Every line below that carries the word "Windows" needs to be copied.

╭─ THE DATA

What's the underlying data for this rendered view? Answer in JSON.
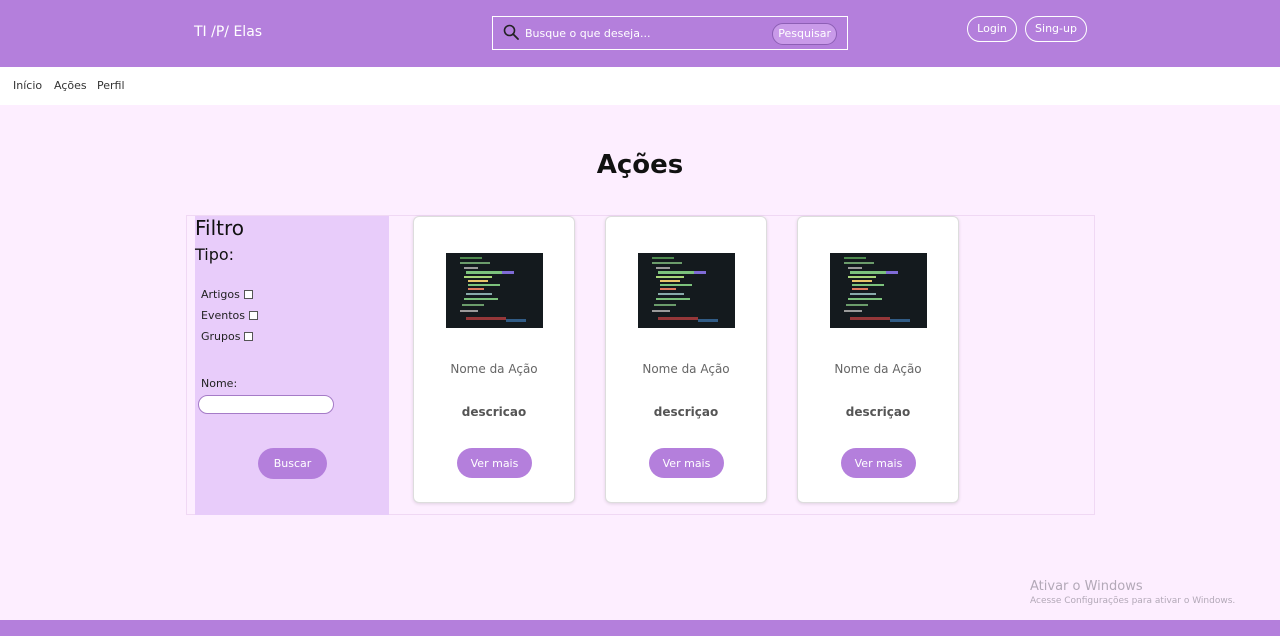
{
  "header": {
    "brand": "TI /P/ Elas",
    "search_placeholder": "Busque o que deseja...",
    "search_button": "Pesquisar",
    "login": "Login",
    "signup": "Sing-up"
  },
  "nav": {
    "items": [
      "Início",
      "Ações",
      "Perfil"
    ]
  },
  "page": {
    "title": "Ações"
  },
  "filter": {
    "title": "Filtro",
    "type_label": "Tipo:",
    "options": [
      "Artigos",
      "Eventos",
      "Grupos"
    ],
    "name_label": "Nome:",
    "search_button": "Buscar"
  },
  "cards": [
    {
      "name": "Nome da Ação",
      "description": "descricao",
      "button": "Ver mais"
    },
    {
      "name": "Nome da Ação",
      "description": "descriçao",
      "button": "Ver mais"
    },
    {
      "name": "Nome da Ação",
      "description": "descriçao",
      "button": "Ver mais"
    }
  ],
  "watermark": {
    "line1": "Ativar o Windows",
    "line2": "Acesse Configurações para ativar o Windows."
  },
  "colors": {
    "primary": "#b47fdc",
    "background": "#fdeeff",
    "filter_panel": "#e8ccfa"
  }
}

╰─

TASK RESULT:
    "line1": "Ativar o Windows",
    "line2": "Acesse Configurações para ativar o Windows."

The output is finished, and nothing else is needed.